The Mindanao Times owner respected her decision and did not interfere with the paper’s editorial policy. At another time, the son of a politician wanted to write a column in the newspaper. Cabusao turned down the request. “Why not?” the son asked, shocked. “Because everybody knows you are running for office,” Cabusao explained. “And this newspaper sets its news agenda,” she added.
Mindanao Times drafted its own standard of reporting, defined its news agenda, which sets the perspective of how they cover the news. Setting the news agenda allows the editorial team to resist efforts by business and politicians to influence the news. One of their big advertisers had wanted the paper to remove the tag, “this is a paid advertisement” on the advertorial they place on the paper but the editors refused.

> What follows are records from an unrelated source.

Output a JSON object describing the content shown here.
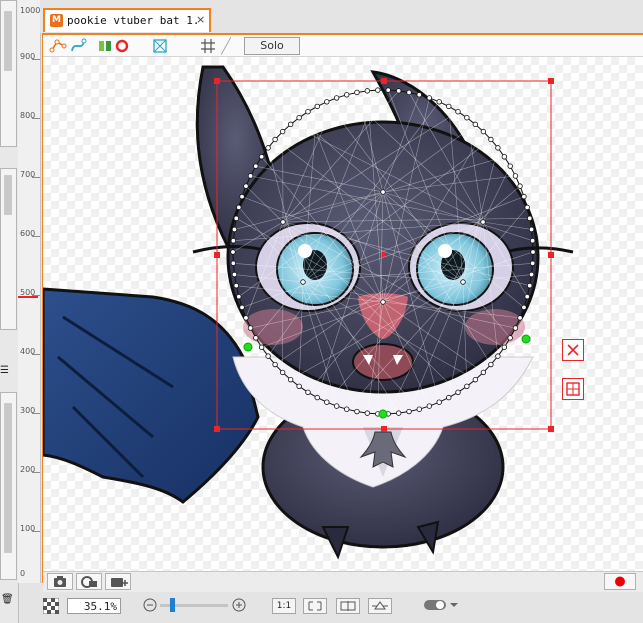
{
  "tab": {
    "title": "pookie vtuber bat 1.",
    "close": "×",
    "logo": "M"
  },
  "toolbar": {
    "solo_label": "Solo"
  },
  "vertical_ruler": {
    "labels": [
      "1000",
      "900",
      "800",
      "700",
      "600",
      "500",
      "400",
      "300",
      "200",
      "100",
      "0"
    ]
  },
  "status_bar": {
    "zoom_value": "35.1",
    "zoom_unit": "%",
    "actual_size_label": "1:1"
  },
  "colors": {
    "accent": "#f08020",
    "selection": "#e8262a",
    "handle_green": "#22dd22",
    "record": "#ee0000"
  },
  "icons": [
    "deformer-path-icon",
    "bezier-icon",
    "glue-icon",
    "rotation-icon",
    "mesh-icon",
    "grid-icon",
    "camera-icon",
    "camera-settings-icon",
    "camera-add-icon",
    "record-icon",
    "checker-icon",
    "zoom-out-icon",
    "zoom-in-icon",
    "fit-icon",
    "flip-icon",
    "reset-icon",
    "toggle-icon",
    "close-deformer-icon",
    "warp-deformer-icon"
  ]
}
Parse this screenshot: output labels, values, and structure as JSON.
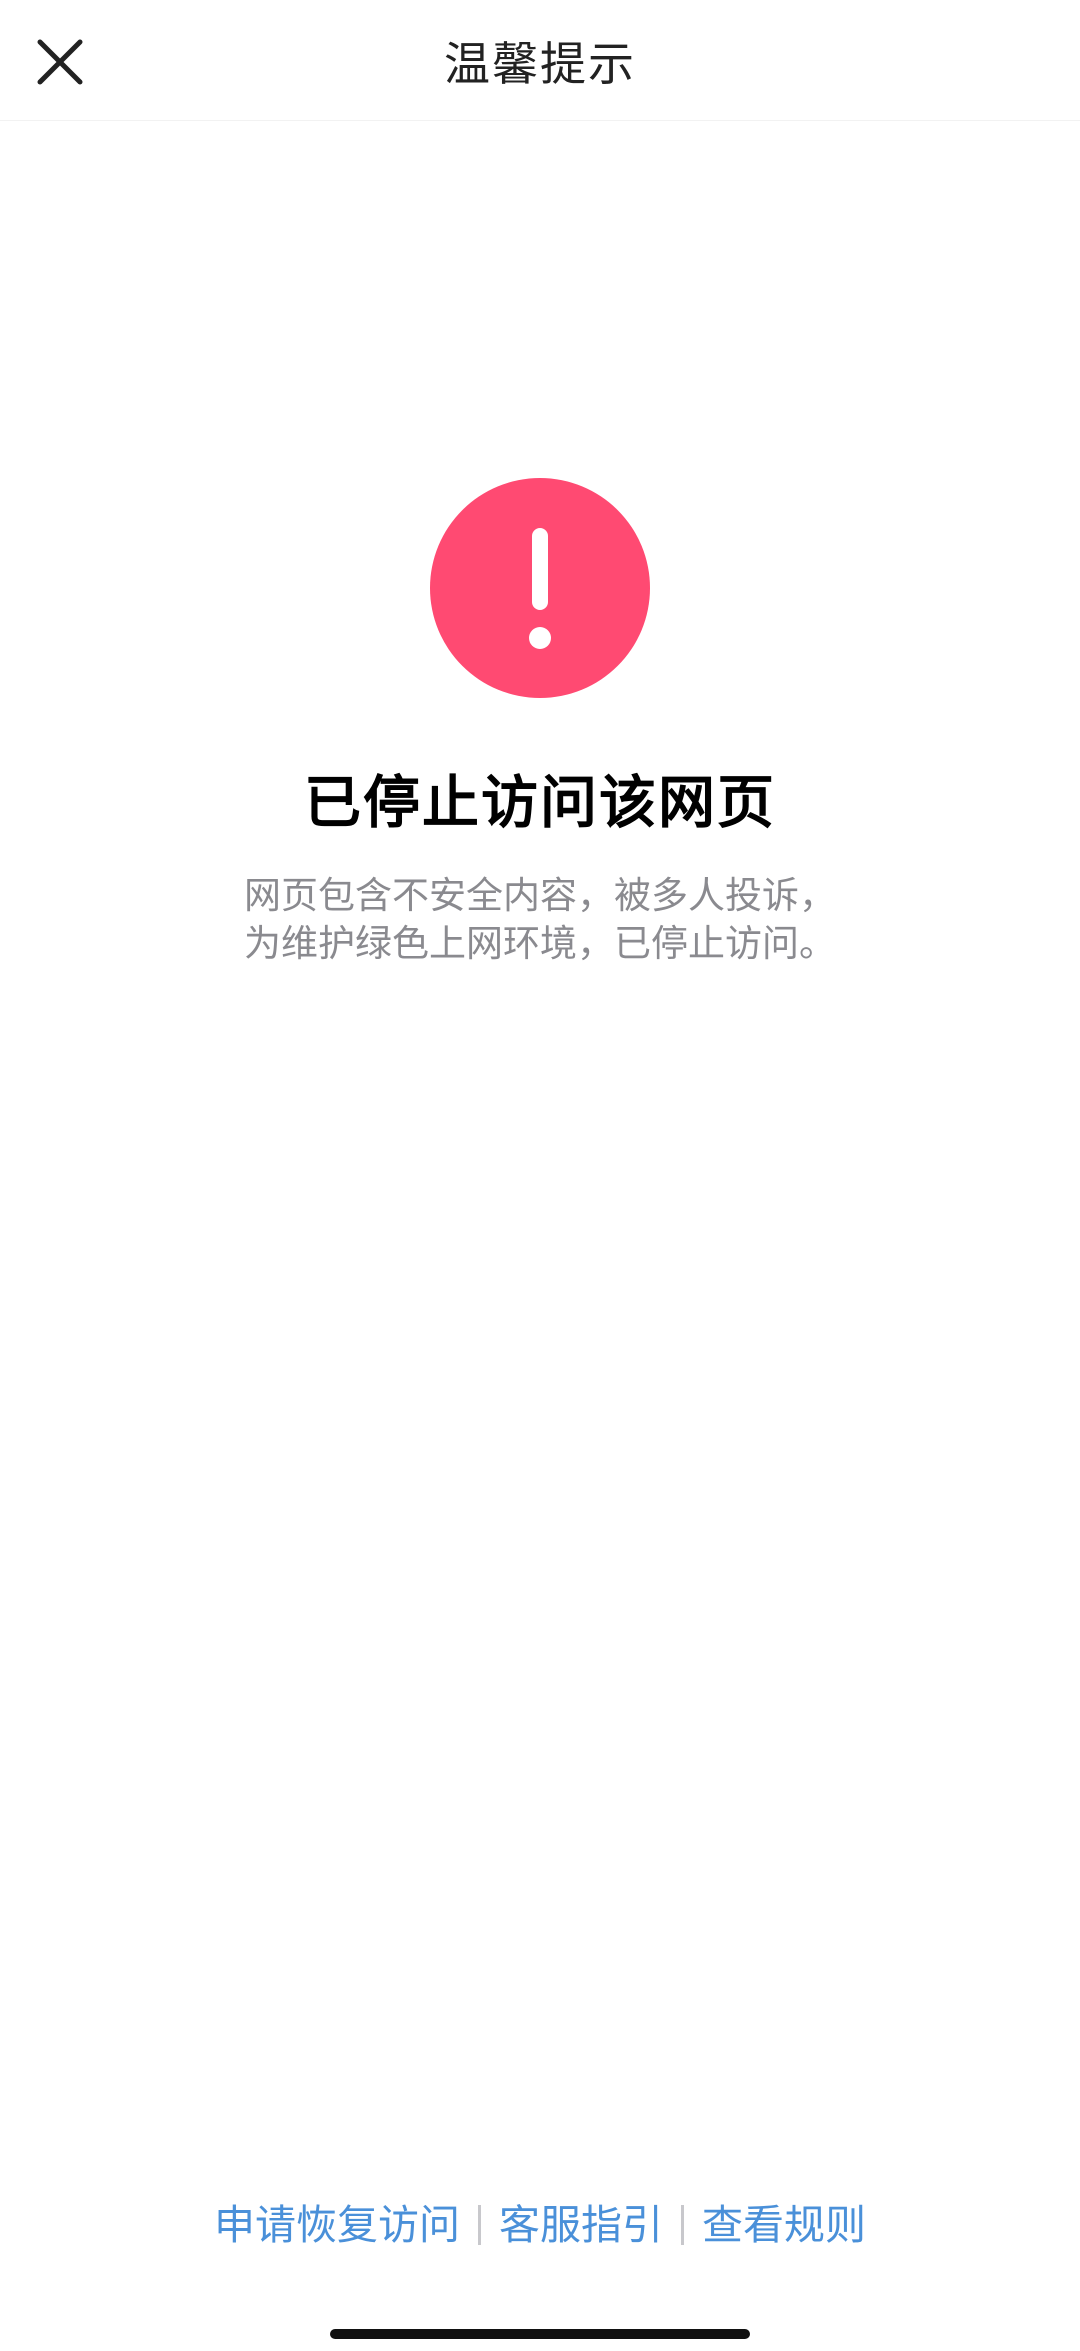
{
  "header": {
    "title": "温馨提示",
    "close_icon": "close-icon"
  },
  "main": {
    "icon": "exclamation-icon",
    "icon_color": "#ff4a72",
    "title": "已停止访问该网页",
    "description_lines": [
      "网页包含不安全内容，被多人投诉，",
      "为维护绿色上网环境，已停止访问。"
    ]
  },
  "footer": {
    "links": [
      "申请恢复访问",
      "客服指引",
      "查看规则"
    ],
    "link_color": "#4a90d9"
  }
}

Cabusao said that professionalism also reflects on how the newspaper is run. “We get paid, so, we are not beholden to anybody else,” she said. “Even if it takes time (for the management) to increase our pay, at least, there is an increase.” Mindanao Times’ editorial staff includes five editors, five regular reporters, contributors, photographers and other support staff like lay-out artists. (In late October this year, the owner named former Secretary Jesus Dureza, a former editor of the paper, as its publisher).
Regular reporters get a basic pay of P7,500 (US$150) a month, not yet including the transportation allowance, rice subsidy, phone card subsidies, insurance, healthcare and other benefits. To ensure that the reporter delivers quality news, the newspaper doesn’t impose a quota of three or four stories a day, as other newspapers do. “As long as it is well researched, one good story a day is enough,” Cabusao said.
Unethical practice, however, is hurting badly the credibility of the local media. “The media have been suffering from a credibility problem and this, somehow, contributes to impunity,” says Cabusao. “Readers can discern which newspaper is credible or not.”
She admitted that there are only a few credible newspapers in the local media. Everybody knows how much it costs for a story to land on the front pages of some newspapers.
“We’re supposed to have freedom of the press, but what’s the use of being free when we are not credible?” (Germelina A. Lacorte/MindaNews. This three-part series is an excerpt from the author’s Masters Project for her MA Journalism at the Asian Center for Journalism at the Ateneo de Manila University) Tomorrow: Retrieving the core values of journalism)